Some time ago, an online friend with roughly the same diagnosis as I have put the question to a Facebook group for people with neuromuscular conditions: “Am I the oldest person with SMA?” He wasn’t. I had him beat by eight years. Sadly, he only made it one more year.
But since he raised the question, I know I am not the oldest survivor either. There is someone a good 10 years my senior online who also has SMA. But only one, as far as I know.
To be clear, SMA doesn’t affect longevity per se. It just keeps making you weaker. Sometimes that means the heart just gives out. More often, people with SMA die because of respiratory complications. We are susceptible to pneumonia and other upper respiratory infections. Our lungs become too weak to go on.
I make sure I have what I need to keep on breathing
That’s why, for someone like me, paying attention to breathing is so important. I keep in close touch with my pulmonologist and my allergist, and always try to maintain a supply of respiratory meds, even when my insurance fights it. You’re only supposed to get a 30-day supply at a time, but the way some of the drugs are packaged allows for just 24 doses per month (the boxes hold four pouches of six vials). At the same time, I keep a spare nebulizer machine (though, come to think of it, I’m not sure where it is at the moment) so that I can keep sucking in the bronco-dilators that open my airways and the corticosteroid that keeps my lungs from becoming inflamed. Recently, my doctor told me not to use the corticosteroid more than twice a day. I’m trying to comply, but I’d swear that, just a few years ago, I was told I could use it up to four times a day as needed.
Keeping up with medical advances becomes almost second nature. The same could be said of technology. I love the ultrasensitive mini joystick that drives my wheelchair, but now I’m told that the Belgian manufacturer has gone out of business. A new model that’s locally built should be out any day now. Or so I’ve been told for the past five months.
Similarly, my hunt for a new wheelchair after nearly 15 years has uncovered an alarming development. The chair my dealer says I need does not come with detachable, swingaway footrests. Not clear why. I have always had detachable, swingaway footrests. They’re great for reducing the overall depth of the chair, if it needs to fit in tight spaces. They’re great for pulling up to the table that has a central pedestal; you just swing one footrest out of the way and roll in. They’re great for parking close to your bed, knees against mattress, for… oh, nevermind. You get the idea.

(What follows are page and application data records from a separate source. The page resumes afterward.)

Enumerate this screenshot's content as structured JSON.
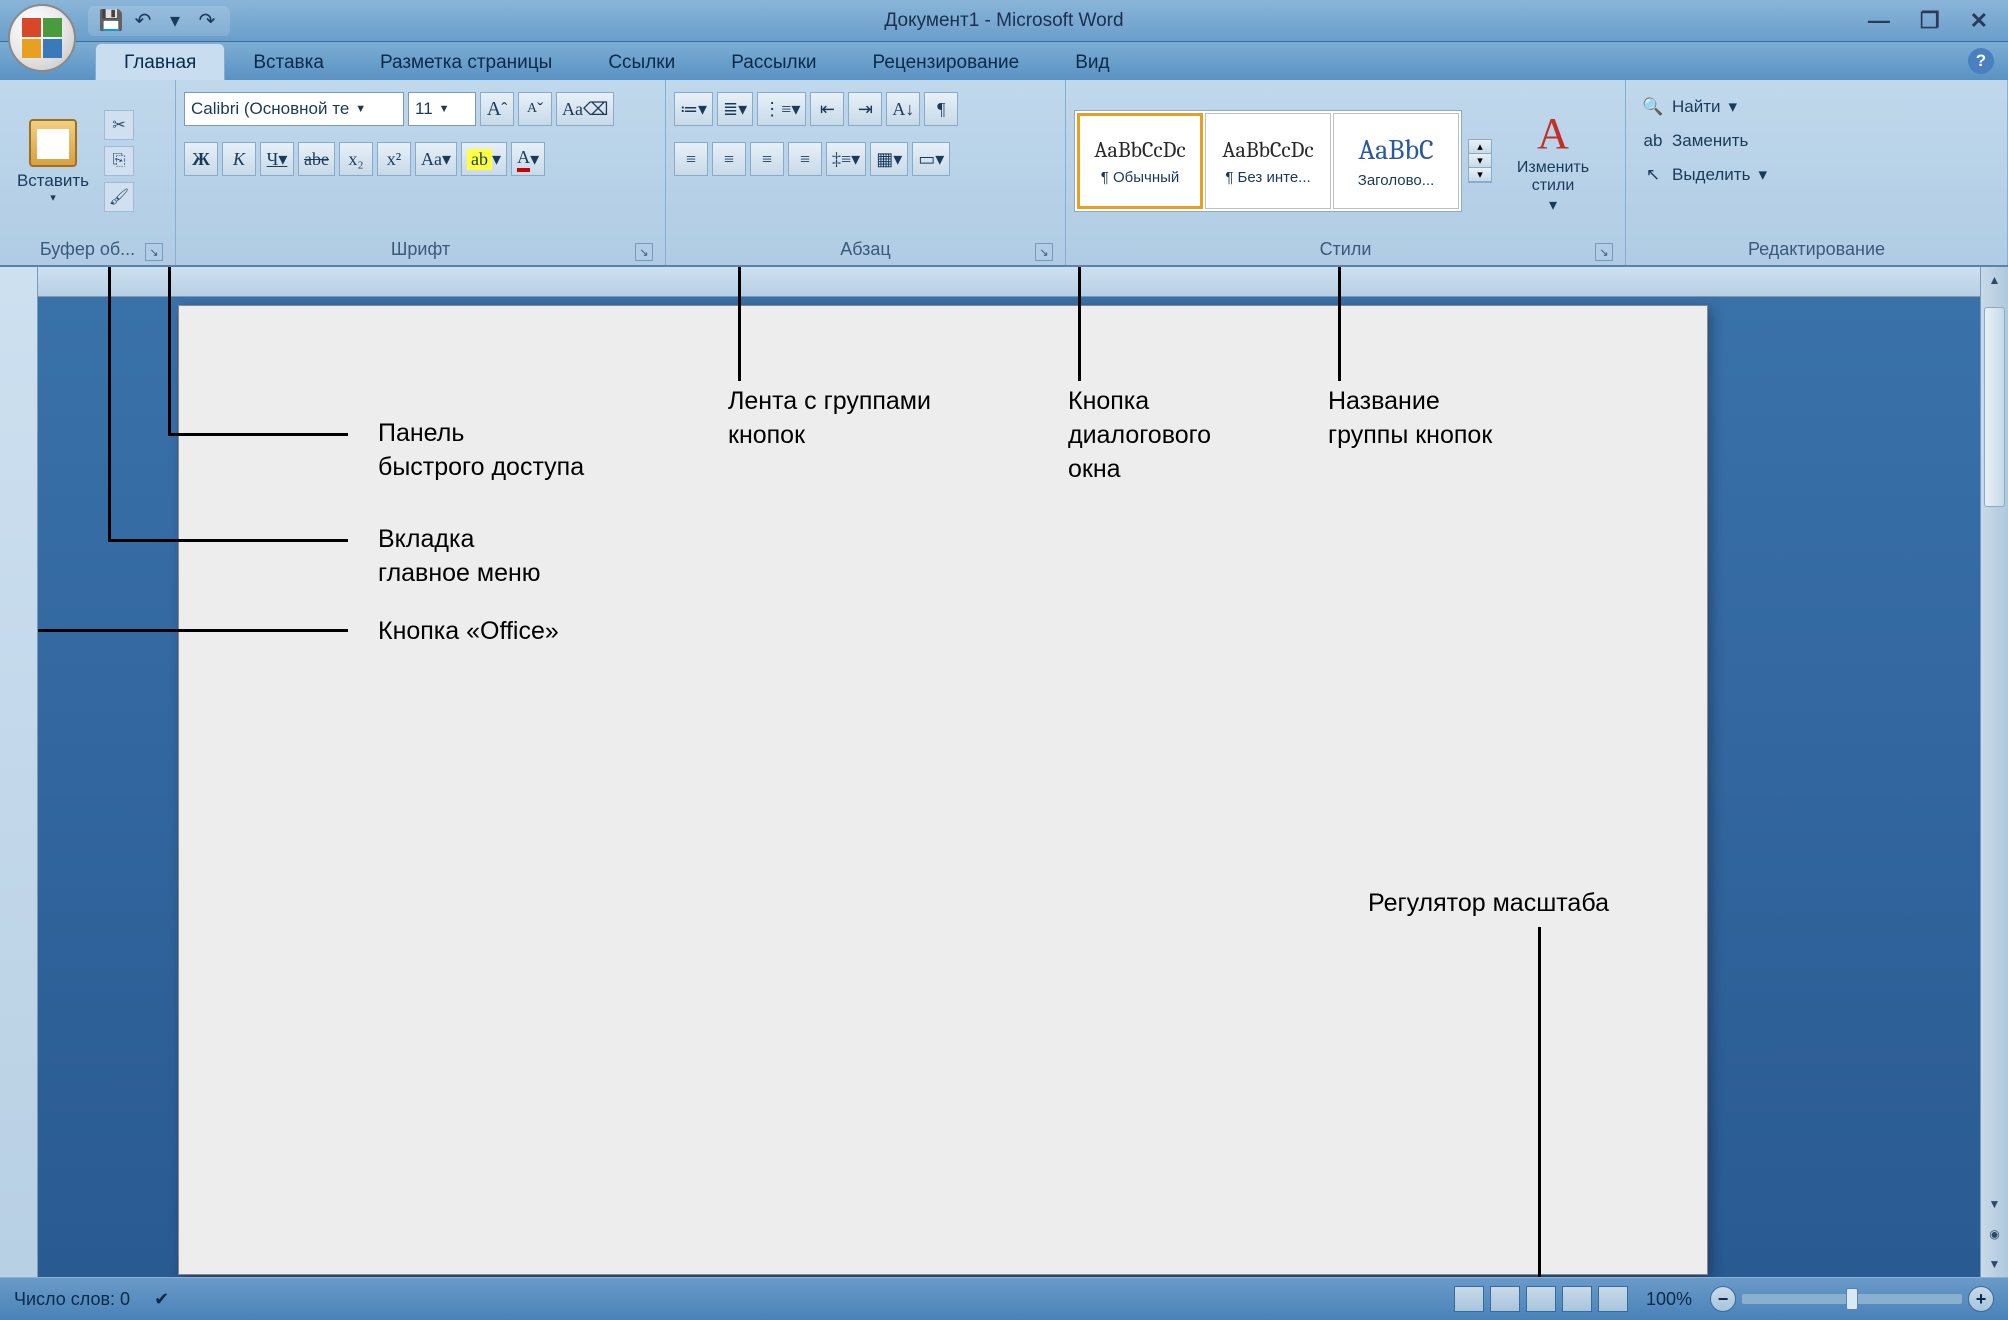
{
  "title": "Документ1 - Microsoft Word",
  "qat": {
    "save": "💾",
    "undo": "↶",
    "redo": "↷"
  },
  "tabs": [
    "Главная",
    "Вставка",
    "Разметка страницы",
    "Ссылки",
    "Рассылки",
    "Рецензирование",
    "Вид"
  ],
  "clipboard": {
    "paste": "Вставить",
    "label": "Буфер об..."
  },
  "font": {
    "name": "Calibri (Основной те",
    "size": "11",
    "label": "Шрифт",
    "bold": "Ж",
    "italic": "К",
    "under": "Ч",
    "strike": "abe",
    "sub": "x₂",
    "sup": "x²",
    "case": "Aa",
    "grow": "A",
    "shrink": "A",
    "clear": "⌫"
  },
  "para": {
    "label": "Абзац"
  },
  "styles": {
    "label": "Стили",
    "items": [
      {
        "prev": "AaBbCcDc",
        "name": "¶ Обычный"
      },
      {
        "prev": "AaBbCcDc",
        "name": "¶ Без инте..."
      },
      {
        "prev": "AaBbC",
        "name": "Заголово..."
      }
    ],
    "change": "Изменить стили"
  },
  "editing": {
    "label": "Редактирование",
    "find": "Найти",
    "replace": "Заменить",
    "select": "Выделить"
  },
  "status": {
    "words": "Число слов: 0",
    "zoom": "100%"
  },
  "anno": {
    "qat": "Панель\nбыстрого доступа",
    "tab": "Вкладка\nглавное меню",
    "office": "Кнопка «Office»",
    "ribbon": "Лента с группами\nкнопок",
    "dlg": "Кнопка\nдиалогового\nокна",
    "groupname": "Название\nгруппы кнопок",
    "zoom": "Регулятор масштаба"
  }
}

I have agreed to try the new footrest design; I’m trying to keep an open mind. But that’s one problem with living as long as I have. You get set in your ways. You think you’ve solved all of your problems, only to find that the old solutions might not be available anymore.